Teachers in the school were normally given nick names, and one I came to regret was ‘Old Stones’.

Chas and I had been patrolling the streets of the town one evening when we chanced on the sight of ‘Old Stones’ through the window of The Gate Inn - a notable public house on Nottingham Road.

We gleefully speculated on the length of time it might take for ‘Old Stones’ to down a few pints and come staggering out.  What we failed to understand was that ‘Old Stones’ had looked out of the window and spotted a pair of inquisitive young boys!
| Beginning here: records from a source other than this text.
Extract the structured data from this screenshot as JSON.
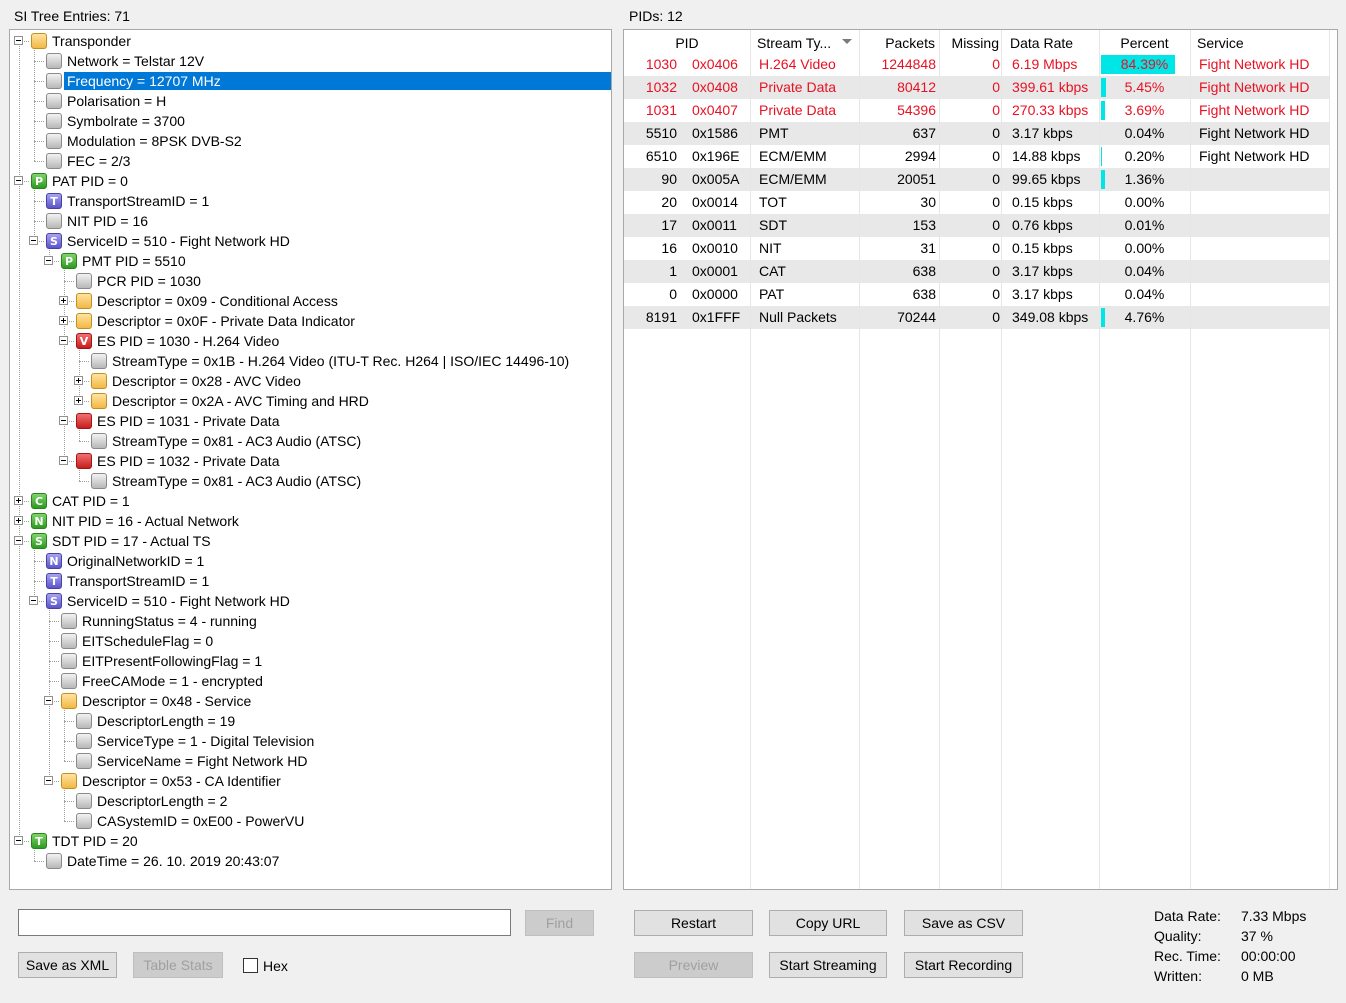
{
  "left_caption": "SI Tree Entries: 71",
  "right_caption": "PIDs: 12",
  "tree": [
    {
      "label": "Transponder",
      "icon": "folder",
      "level": 0,
      "expander": "minus"
    },
    {
      "label": "Network = Telstar 12V",
      "icon": "leaf",
      "level": 1
    },
    {
      "label": "Frequency = 12707 MHz",
      "icon": "leaf",
      "level": 1,
      "selected": true
    },
    {
      "label": "Polarisation = H",
      "icon": "leaf",
      "level": 1
    },
    {
      "label": "Symbolrate = 3700",
      "icon": "leaf",
      "level": 1
    },
    {
      "label": "Modulation = 8PSK DVB-S2",
      "icon": "leaf",
      "level": 1
    },
    {
      "label": "FEC = 2/3",
      "icon": "leaf",
      "level": 1
    },
    {
      "label": "PAT PID = 0",
      "icon": "P",
      "level": 0,
      "expander": "minus"
    },
    {
      "label": "TransportStreamID = 1",
      "icon": "T-svc",
      "level": 1
    },
    {
      "label": "NIT PID = 16",
      "icon": "leaf",
      "level": 1
    },
    {
      "label": "ServiceID = 510 - Fight Network HD",
      "icon": "S-svc",
      "level": 1,
      "expander": "minus"
    },
    {
      "label": "PMT PID = 5510",
      "icon": "P",
      "level": 2,
      "expander": "minus"
    },
    {
      "label": "PCR PID = 1030",
      "icon": "leaf",
      "level": 3
    },
    {
      "label": "Descriptor = 0x09 - Conditional Access",
      "icon": "folder",
      "level": 3,
      "expander": "plus"
    },
    {
      "label": "Descriptor = 0x0F - Private Data Indicator",
      "icon": "folder",
      "level": 3,
      "expander": "plus"
    },
    {
      "label": "ES PID = 1030 - H.264 Video",
      "icon": "V",
      "level": 3,
      "expander": "minus"
    },
    {
      "label": "StreamType = 0x1B - H.264 Video (ITU-T Rec. H264 | ISO/IEC 14496-10)",
      "icon": "leaf",
      "level": 4
    },
    {
      "label": "Descriptor = 0x28 - AVC Video",
      "icon": "folder",
      "level": 4,
      "expander": "plus"
    },
    {
      "label": "Descriptor = 0x2A - AVC Timing and HRD",
      "icon": "folder",
      "level": 4,
      "expander": "plus"
    },
    {
      "label": "ES PID = 1031 - Private Data",
      "icon": "red",
      "level": 3,
      "expander": "minus"
    },
    {
      "label": "StreamType = 0x81 - AC3 Audio (ATSC)",
      "icon": "leaf",
      "level": 4
    },
    {
      "label": "ES PID = 1032 - Private Data",
      "icon": "red",
      "level": 3,
      "expander": "minus"
    },
    {
      "label": "StreamType = 0x81 - AC3 Audio (ATSC)",
      "icon": "leaf",
      "level": 4
    },
    {
      "label": "CAT PID = 1",
      "icon": "C",
      "level": 0,
      "expander": "plus"
    },
    {
      "label": "NIT PID = 16 - Actual Network",
      "icon": "N",
      "level": 0,
      "expander": "plus"
    },
    {
      "label": "SDT PID = 17 - Actual TS",
      "icon": "S",
      "level": 0,
      "expander": "minus"
    },
    {
      "label": "OriginalNetworkID = 1",
      "icon": "N-svc",
      "level": 1
    },
    {
      "label": "TransportStreamID = 1",
      "icon": "T-svc",
      "level": 1
    },
    {
      "label": "ServiceID = 510 - Fight Network HD",
      "icon": "S-svc",
      "level": 1,
      "expander": "minus"
    },
    {
      "label": "RunningStatus = 4 - running",
      "icon": "leaf",
      "level": 2
    },
    {
      "label": "EITScheduleFlag = 0",
      "icon": "leaf",
      "level": 2
    },
    {
      "label": "EITPresentFollowingFlag = 1",
      "icon": "leaf",
      "level": 2
    },
    {
      "label": "FreeCAMode = 1 - encrypted",
      "icon": "leaf",
      "level": 2
    },
    {
      "label": "Descriptor = 0x48 - Service",
      "icon": "folder",
      "level": 2,
      "expander": "minus"
    },
    {
      "label": "DescriptorLength = 19",
      "icon": "leaf",
      "level": 3
    },
    {
      "label": "ServiceType = 1 - Digital Television",
      "icon": "leaf",
      "level": 3
    },
    {
      "label": "ServiceName = Fight Network HD",
      "icon": "leaf",
      "level": 3
    },
    {
      "label": "Descriptor = 0x53 - CA Identifier",
      "icon": "folder",
      "level": 2,
      "expander": "minus"
    },
    {
      "label": "DescriptorLength = 2",
      "icon": "leaf",
      "level": 3
    },
    {
      "label": "CASystemID = 0xE00 - PowerVU",
      "icon": "leaf",
      "level": 3
    },
    {
      "label": "TDT PID = 20",
      "icon": "T",
      "level": 0,
      "expander": "minus"
    },
    {
      "label": "DateTime = 26. 10. 2019 20:43:07",
      "icon": "leaf",
      "level": 1
    }
  ],
  "pid_table": {
    "headers": [
      "PID",
      "Stream Ty...",
      "Packets",
      "Missing",
      "Data Rate",
      "Percent",
      "Service"
    ],
    "sort_icon": "sort-desc-icon",
    "rows": [
      {
        "pid": "1030",
        "hex": "0x0406",
        "type": "H.264 Video",
        "packets": "1244848",
        "missing": "0",
        "rate": "6.19 Mbps",
        "percent": "84.39%",
        "pct": 84.39,
        "service": "Fight Network HD",
        "red": true
      },
      {
        "pid": "1032",
        "hex": "0x0408",
        "type": "Private Data",
        "packets": "80412",
        "missing": "0",
        "rate": "399.61 kbps",
        "percent": "5.45%",
        "pct": 5.45,
        "service": "Fight Network HD",
        "red": true
      },
      {
        "pid": "1031",
        "hex": "0x0407",
        "type": "Private Data",
        "packets": "54396",
        "missing": "0",
        "rate": "270.33 kbps",
        "percent": "3.69%",
        "pct": 3.69,
        "service": "Fight Network HD",
        "red": true
      },
      {
        "pid": "5510",
        "hex": "0x1586",
        "type": "PMT",
        "packets": "637",
        "missing": "0",
        "rate": "3.17 kbps",
        "percent": "0.04%",
        "pct": 0.04,
        "service": "Fight Network HD",
        "red": false
      },
      {
        "pid": "6510",
        "hex": "0x196E",
        "type": "ECM/EMM",
        "packets": "2994",
        "missing": "0",
        "rate": "14.88 kbps",
        "percent": "0.20%",
        "pct": 0.2,
        "service": "Fight Network HD",
        "red": false
      },
      {
        "pid": "90",
        "hex": "0x005A",
        "type": "ECM/EMM",
        "packets": "20051",
        "missing": "0",
        "rate": "99.65 kbps",
        "percent": "1.36%",
        "pct": 1.36,
        "service": "",
        "red": false
      },
      {
        "pid": "20",
        "hex": "0x0014",
        "type": "TOT",
        "packets": "30",
        "missing": "0",
        "rate": "0.15 kbps",
        "percent": "0.00%",
        "pct": 0,
        "service": "",
        "red": false
      },
      {
        "pid": "17",
        "hex": "0x0011",
        "type": "SDT",
        "packets": "153",
        "missing": "0",
        "rate": "0.76 kbps",
        "percent": "0.01%",
        "pct": 0.01,
        "service": "",
        "red": false
      },
      {
        "pid": "16",
        "hex": "0x0010",
        "type": "NIT",
        "packets": "31",
        "missing": "0",
        "rate": "0.15 kbps",
        "percent": "0.00%",
        "pct": 0,
        "service": "",
        "red": false
      },
      {
        "pid": "1",
        "hex": "0x0001",
        "type": "CAT",
        "packets": "638",
        "missing": "0",
        "rate": "3.17 kbps",
        "percent": "0.04%",
        "pct": 0.04,
        "service": "",
        "red": false
      },
      {
        "pid": "0",
        "hex": "0x0000",
        "type": "PAT",
        "packets": "638",
        "missing": "0",
        "rate": "3.17 kbps",
        "percent": "0.04%",
        "pct": 0.04,
        "service": "",
        "red": false
      },
      {
        "pid": "8191",
        "hex": "0x1FFF",
        "type": "Null Packets",
        "packets": "70244",
        "missing": "0",
        "rate": "349.08 kbps",
        "percent": "4.76%",
        "pct": 4.76,
        "service": "",
        "red": false
      }
    ]
  },
  "controls": {
    "find_value": "",
    "find_label": "Find",
    "save_xml_label": "Save as XML",
    "table_stats_label": "Table Stats",
    "hex_label": "Hex",
    "restart_label": "Restart",
    "copy_url_label": "Copy URL",
    "save_csv_label": "Save as CSV",
    "preview_label": "Preview",
    "start_streaming_label": "Start Streaming",
    "start_recording_label": "Start Recording"
  },
  "stats": {
    "data_rate_label": "Data Rate:",
    "data_rate_value": "7.33 Mbps",
    "quality_label": "Quality:",
    "quality_value": "37 %",
    "rec_time_label": "Rec. Time:",
    "rec_time_value": "00:00:00",
    "written_label": "Written:",
    "written_value": "0 MB"
  },
  "colors": {
    "selection": "#0078d7",
    "highlight_red": "#e81123",
    "percent_bar": "#00e5e5"
  }
}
At least two weeks later, while standing in line with the rest of my class, I noted that ‘Old Stones’ was to be in charge of our next lesson.  Suddenly spotting me, I was extracted from the line by my right ear and subjected to the comment, “Here is one of the boys that I have been looking for!”
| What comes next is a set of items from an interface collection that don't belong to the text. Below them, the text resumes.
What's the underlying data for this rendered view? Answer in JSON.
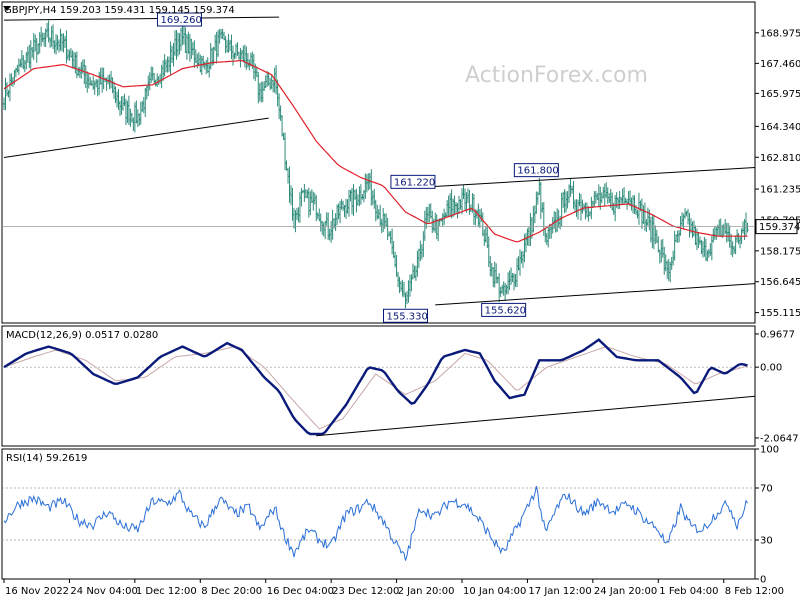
{
  "watermark": "ActionForex.com",
  "colors": {
    "price_bars": "#2e8b7a",
    "ema": "#e0202a",
    "macd": "#0a1a7a",
    "signal": "#c8a8a8",
    "rsi": "#2a6fd6",
    "trendline": "#000000",
    "callout_border": "#0a1a7a",
    "callout_text": "#0a1a7a",
    "frame": "#000000"
  },
  "chart_data": [
    {
      "panel": "price",
      "type": "bar",
      "header": "GBPJPY,H4  159.203 159.431 159.145 159.374",
      "ylim": [
        154.6,
        170.5
      ],
      "y_ticks": [
        168.975,
        167.46,
        165.975,
        164.34,
        162.81,
        161.235,
        159.705,
        158.175,
        156.645,
        155.115
      ],
      "last_price_label": "159.374",
      "last_price": 159.374,
      "x_tick_labels": [
        "16 Nov 2022",
        "24 Nov 04:00",
        "1 Dec 12:00",
        "8 Dec 20:00",
        "16 Dec 04:00",
        "23 Dec 12:00",
        "2 Jan 20:00",
        "10 Jan 04:00",
        "17 Jan 12:00",
        "24 Jan 20:00",
        "1 Feb 04:00",
        "8 Feb 12:00"
      ],
      "x_tick_index": [
        0,
        44,
        88,
        132,
        176,
        220,
        264,
        308,
        352,
        396,
        440,
        484
      ],
      "callouts": [
        {
          "label": "169.260",
          "bar": 118,
          "price": 169.26,
          "side": "above"
        },
        {
          "label": "161.220",
          "bar": 275,
          "price": 161.22,
          "side": "above"
        },
        {
          "label": "161.800",
          "bar": 358,
          "price": 161.8,
          "side": "above"
        },
        {
          "label": "155.330",
          "bar": 270,
          "price": 155.33,
          "side": "below"
        },
        {
          "label": "155.620",
          "bar": 336,
          "price": 155.62,
          "side": "below"
        }
      ],
      "trendlines": [
        {
          "name": "upper-channel-top",
          "bar1": 0,
          "p1": 169.6,
          "bar2": 185,
          "p2": 169.75
        },
        {
          "name": "upper-channel-bottom",
          "bar1": 0,
          "p1": 162.8,
          "bar2": 178,
          "p2": 164.75
        },
        {
          "name": "range-top",
          "bar1": 275,
          "p1": 161.3,
          "bar2": 510,
          "p2": 162.3
        },
        {
          "name": "range-bottom",
          "bar1": 290,
          "p1": 155.5,
          "bar2": 510,
          "p2": 156.55
        }
      ],
      "path_nodes": [
        {
          "i": 0,
          "v": 165.9
        },
        {
          "i": 10,
          "v": 167.2
        },
        {
          "i": 20,
          "v": 168.2
        },
        {
          "i": 30,
          "v": 168.8
        },
        {
          "i": 40,
          "v": 168.4
        },
        {
          "i": 50,
          "v": 167.2
        },
        {
          "i": 60,
          "v": 166.4
        },
        {
          "i": 70,
          "v": 166.6
        },
        {
          "i": 80,
          "v": 165.2
        },
        {
          "i": 90,
          "v": 164.8
        },
        {
          "i": 100,
          "v": 166.7
        },
        {
          "i": 110,
          "v": 167.4
        },
        {
          "i": 118,
          "v": 168.8
        },
        {
          "i": 125,
          "v": 168.2
        },
        {
          "i": 135,
          "v": 167.2
        },
        {
          "i": 145,
          "v": 168.6
        },
        {
          "i": 155,
          "v": 168.0
        },
        {
          "i": 165,
          "v": 167.6
        },
        {
          "i": 172,
          "v": 166.0
        },
        {
          "i": 182,
          "v": 166.8
        },
        {
          "i": 188,
          "v": 163.5
        },
        {
          "i": 195,
          "v": 159.6
        },
        {
          "i": 200,
          "v": 160.8
        },
        {
          "i": 210,
          "v": 160.4
        },
        {
          "i": 218,
          "v": 159.2
        },
        {
          "i": 228,
          "v": 160.4
        },
        {
          "i": 238,
          "v": 160.9
        },
        {
          "i": 245,
          "v": 161.6
        },
        {
          "i": 252,
          "v": 160.1
        },
        {
          "i": 258,
          "v": 159.0
        },
        {
          "i": 265,
          "v": 156.8
        },
        {
          "i": 270,
          "v": 155.6
        },
        {
          "i": 278,
          "v": 157.4
        },
        {
          "i": 284,
          "v": 159.8
        },
        {
          "i": 292,
          "v": 159.3
        },
        {
          "i": 300,
          "v": 160.4
        },
        {
          "i": 310,
          "v": 160.7
        },
        {
          "i": 318,
          "v": 160.2
        },
        {
          "i": 322,
          "v": 159.3
        },
        {
          "i": 328,
          "v": 157.2
        },
        {
          "i": 336,
          "v": 156.0
        },
        {
          "i": 344,
          "v": 157.1
        },
        {
          "i": 350,
          "v": 158.4
        },
        {
          "i": 356,
          "v": 159.8
        },
        {
          "i": 360,
          "v": 161.2
        },
        {
          "i": 364,
          "v": 158.6
        },
        {
          "i": 372,
          "v": 159.6
        },
        {
          "i": 378,
          "v": 161.1
        },
        {
          "i": 385,
          "v": 160.6
        },
        {
          "i": 392,
          "v": 160.3
        },
        {
          "i": 400,
          "v": 160.8
        },
        {
          "i": 410,
          "v": 160.5
        },
        {
          "i": 418,
          "v": 161.0
        },
        {
          "i": 426,
          "v": 160.4
        },
        {
          "i": 432,
          "v": 159.6
        },
        {
          "i": 440,
          "v": 158.6
        },
        {
          "i": 446,
          "v": 157.0
        },
        {
          "i": 452,
          "v": 158.6
        },
        {
          "i": 458,
          "v": 159.8
        },
        {
          "i": 464,
          "v": 159.0
        },
        {
          "i": 470,
          "v": 158.0
        },
        {
          "i": 478,
          "v": 158.8
        },
        {
          "i": 484,
          "v": 159.4
        },
        {
          "i": 490,
          "v": 158.3
        },
        {
          "i": 495,
          "v": 159.0
        },
        {
          "i": 500,
          "v": 159.374
        }
      ],
      "ema_nodes": [
        {
          "i": 0,
          "v": 166.2
        },
        {
          "i": 20,
          "v": 167.2
        },
        {
          "i": 40,
          "v": 167.4
        },
        {
          "i": 60,
          "v": 166.9
        },
        {
          "i": 80,
          "v": 166.3
        },
        {
          "i": 100,
          "v": 166.4
        },
        {
          "i": 120,
          "v": 167.2
        },
        {
          "i": 140,
          "v": 167.5
        },
        {
          "i": 160,
          "v": 167.6
        },
        {
          "i": 180,
          "v": 166.9
        },
        {
          "i": 195,
          "v": 165.3
        },
        {
          "i": 210,
          "v": 163.6
        },
        {
          "i": 225,
          "v": 162.4
        },
        {
          "i": 240,
          "v": 161.8
        },
        {
          "i": 255,
          "v": 161.4
        },
        {
          "i": 270,
          "v": 160.1
        },
        {
          "i": 285,
          "v": 159.5
        },
        {
          "i": 300,
          "v": 159.9
        },
        {
          "i": 315,
          "v": 160.3
        },
        {
          "i": 330,
          "v": 159.0
        },
        {
          "i": 345,
          "v": 158.6
        },
        {
          "i": 360,
          "v": 159.1
        },
        {
          "i": 375,
          "v": 159.8
        },
        {
          "i": 390,
          "v": 160.3
        },
        {
          "i": 405,
          "v": 160.4
        },
        {
          "i": 420,
          "v": 160.5
        },
        {
          "i": 435,
          "v": 160.0
        },
        {
          "i": 450,
          "v": 159.4
        },
        {
          "i": 465,
          "v": 159.1
        },
        {
          "i": 480,
          "v": 158.9
        },
        {
          "i": 500,
          "v": 158.9
        }
      ]
    },
    {
      "panel": "macd",
      "type": "line",
      "header": "MACD(12,26,9) 0.0517 0.0280",
      "ylim": [
        -2.3,
        1.2
      ],
      "y_ticks": [
        0.9677,
        0.0,
        -2.0647
      ],
      "y_tick_labels": [
        "0.9677",
        "0.00",
        "-2.0647"
      ],
      "macd_nodes": [
        {
          "i": 0,
          "v": 0.0
        },
        {
          "i": 15,
          "v": 0.4
        },
        {
          "i": 30,
          "v": 0.6
        },
        {
          "i": 45,
          "v": 0.4
        },
        {
          "i": 60,
          "v": -0.2
        },
        {
          "i": 75,
          "v": -0.5
        },
        {
          "i": 90,
          "v": -0.3
        },
        {
          "i": 105,
          "v": 0.3
        },
        {
          "i": 120,
          "v": 0.6
        },
        {
          "i": 135,
          "v": 0.3
        },
        {
          "i": 150,
          "v": 0.7
        },
        {
          "i": 160,
          "v": 0.5
        },
        {
          "i": 175,
          "v": -0.3
        },
        {
          "i": 185,
          "v": -0.7
        },
        {
          "i": 195,
          "v": -1.5
        },
        {
          "i": 205,
          "v": -1.95
        },
        {
          "i": 215,
          "v": -1.95
        },
        {
          "i": 230,
          "v": -1.1
        },
        {
          "i": 245,
          "v": 0.0
        },
        {
          "i": 255,
          "v": -0.1
        },
        {
          "i": 265,
          "v": -0.7
        },
        {
          "i": 275,
          "v": -1.1
        },
        {
          "i": 285,
          "v": -0.5
        },
        {
          "i": 295,
          "v": 0.3
        },
        {
          "i": 310,
          "v": 0.5
        },
        {
          "i": 320,
          "v": 0.4
        },
        {
          "i": 330,
          "v": -0.4
        },
        {
          "i": 340,
          "v": -0.9
        },
        {
          "i": 350,
          "v": -0.8
        },
        {
          "i": 360,
          "v": 0.2
        },
        {
          "i": 375,
          "v": 0.2
        },
        {
          "i": 390,
          "v": 0.5
        },
        {
          "i": 400,
          "v": 0.8
        },
        {
          "i": 412,
          "v": 0.3
        },
        {
          "i": 425,
          "v": 0.2
        },
        {
          "i": 440,
          "v": 0.2
        },
        {
          "i": 455,
          "v": -0.3
        },
        {
          "i": 465,
          "v": -0.8
        },
        {
          "i": 475,
          "v": 0.0
        },
        {
          "i": 485,
          "v": -0.2
        },
        {
          "i": 495,
          "v": 0.1
        },
        {
          "i": 500,
          "v": 0.05
        }
      ],
      "signal_nodes": [
        {
          "i": 0,
          "v": 0.0
        },
        {
          "i": 20,
          "v": 0.3
        },
        {
          "i": 35,
          "v": 0.5
        },
        {
          "i": 55,
          "v": 0.2
        },
        {
          "i": 75,
          "v": -0.4
        },
        {
          "i": 95,
          "v": -0.3
        },
        {
          "i": 115,
          "v": 0.3
        },
        {
          "i": 135,
          "v": 0.4
        },
        {
          "i": 155,
          "v": 0.6
        },
        {
          "i": 175,
          "v": 0.0
        },
        {
          "i": 195,
          "v": -1.0
        },
        {
          "i": 212,
          "v": -1.8
        },
        {
          "i": 228,
          "v": -1.5
        },
        {
          "i": 250,
          "v": -0.2
        },
        {
          "i": 270,
          "v": -0.8
        },
        {
          "i": 290,
          "v": -0.4
        },
        {
          "i": 310,
          "v": 0.4
        },
        {
          "i": 325,
          "v": 0.2
        },
        {
          "i": 345,
          "v": -0.7
        },
        {
          "i": 365,
          "v": 0.0
        },
        {
          "i": 385,
          "v": 0.3
        },
        {
          "i": 405,
          "v": 0.6
        },
        {
          "i": 425,
          "v": 0.3
        },
        {
          "i": 445,
          "v": 0.1
        },
        {
          "i": 465,
          "v": -0.5
        },
        {
          "i": 480,
          "v": -0.2
        },
        {
          "i": 500,
          "v": 0.03
        }
      ],
      "trendline": {
        "bar1": 210,
        "v1": -2.0,
        "bar2": 510,
        "v2": -0.85
      }
    },
    {
      "panel": "rsi",
      "type": "line",
      "header": "RSI(14) 59.2619",
      "ylim": [
        0,
        100
      ],
      "y_ticks": [
        100,
        70,
        30,
        0
      ],
      "y_tick_labels": [
        "100",
        "70",
        "30",
        "0"
      ],
      "levels": [
        70,
        30
      ],
      "rsi_nodes": [
        {
          "i": 0,
          "v": 45
        },
        {
          "i": 10,
          "v": 58
        },
        {
          "i": 20,
          "v": 62
        },
        {
          "i": 30,
          "v": 55
        },
        {
          "i": 40,
          "v": 60
        },
        {
          "i": 50,
          "v": 45
        },
        {
          "i": 60,
          "v": 42
        },
        {
          "i": 70,
          "v": 52
        },
        {
          "i": 80,
          "v": 40
        },
        {
          "i": 90,
          "v": 38
        },
        {
          "i": 100,
          "v": 60
        },
        {
          "i": 110,
          "v": 58
        },
        {
          "i": 118,
          "v": 66
        },
        {
          "i": 125,
          "v": 50
        },
        {
          "i": 135,
          "v": 40
        },
        {
          "i": 145,
          "v": 62
        },
        {
          "i": 155,
          "v": 50
        },
        {
          "i": 165,
          "v": 55
        },
        {
          "i": 172,
          "v": 38
        },
        {
          "i": 182,
          "v": 55
        },
        {
          "i": 188,
          "v": 35
        },
        {
          "i": 195,
          "v": 20
        },
        {
          "i": 205,
          "v": 38
        },
        {
          "i": 212,
          "v": 30
        },
        {
          "i": 220,
          "v": 25
        },
        {
          "i": 230,
          "v": 50
        },
        {
          "i": 240,
          "v": 55
        },
        {
          "i": 245,
          "v": 60
        },
        {
          "i": 255,
          "v": 45
        },
        {
          "i": 262,
          "v": 30
        },
        {
          "i": 270,
          "v": 15
        },
        {
          "i": 280,
          "v": 55
        },
        {
          "i": 290,
          "v": 48
        },
        {
          "i": 300,
          "v": 60
        },
        {
          "i": 310,
          "v": 58
        },
        {
          "i": 320,
          "v": 45
        },
        {
          "i": 330,
          "v": 28
        },
        {
          "i": 336,
          "v": 20
        },
        {
          "i": 345,
          "v": 40
        },
        {
          "i": 352,
          "v": 55
        },
        {
          "i": 358,
          "v": 70
        },
        {
          "i": 364,
          "v": 35
        },
        {
          "i": 372,
          "v": 55
        },
        {
          "i": 378,
          "v": 65
        },
        {
          "i": 390,
          "v": 50
        },
        {
          "i": 400,
          "v": 60
        },
        {
          "i": 410,
          "v": 52
        },
        {
          "i": 420,
          "v": 58
        },
        {
          "i": 432,
          "v": 45
        },
        {
          "i": 440,
          "v": 38
        },
        {
          "i": 446,
          "v": 25
        },
        {
          "i": 455,
          "v": 55
        },
        {
          "i": 462,
          "v": 40
        },
        {
          "i": 470,
          "v": 38
        },
        {
          "i": 480,
          "v": 52
        },
        {
          "i": 487,
          "v": 58
        },
        {
          "i": 493,
          "v": 42
        },
        {
          "i": 500,
          "v": 59.26
        }
      ]
    }
  ]
}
While the remainder of the class stood wondering what it was that I might have done, ‘Old Stones’ delivered a swift clip to the back of my head.

"This is a very nosy boy,” (a pause for reflection). “What teachers do in their own time is none of your business!” (second clip delivered).

Chas never said anything about the event, or whether he was found and admonished.

Today I might expect to be called before the school head and advised that my behaviour was “not appropriate” (whatever that means exactly)

Have a pint on me ‘Old Stones!’

Monday, September 13, 2021

Old Faces

I like old faces.

Gazing at the tell-tale wrinkles, the seams and the puckers, the hollows and undulations, arranged on a palette of flesh and blush.

A fascinating countenance.

How did you get that line?
Was that time spent perplexed, or are you a ponderer?

Those crows’ feet?
Did you squint into the sun? Or is that merriment written in the creases?

Those ruddy cheeks?
Did the wind kiss your face often, or did you reach for a snifter of an evening?

Can I still detect a twinkle in those rheumy eyes? What joys have they seen? What beauty, what horrors?

The shaky lip? I hope that’s not sadness or pain. It would be too much to bear. Now I have explored your visage, I know you a little bit.

Catch my eye so I can share a smile with you. 


Amanda H

I have cheated on my spouse ...

Church Mice writers had the choice of two prompts this week - a story of cooking with 'corned beef' as a signature dish or the (fict...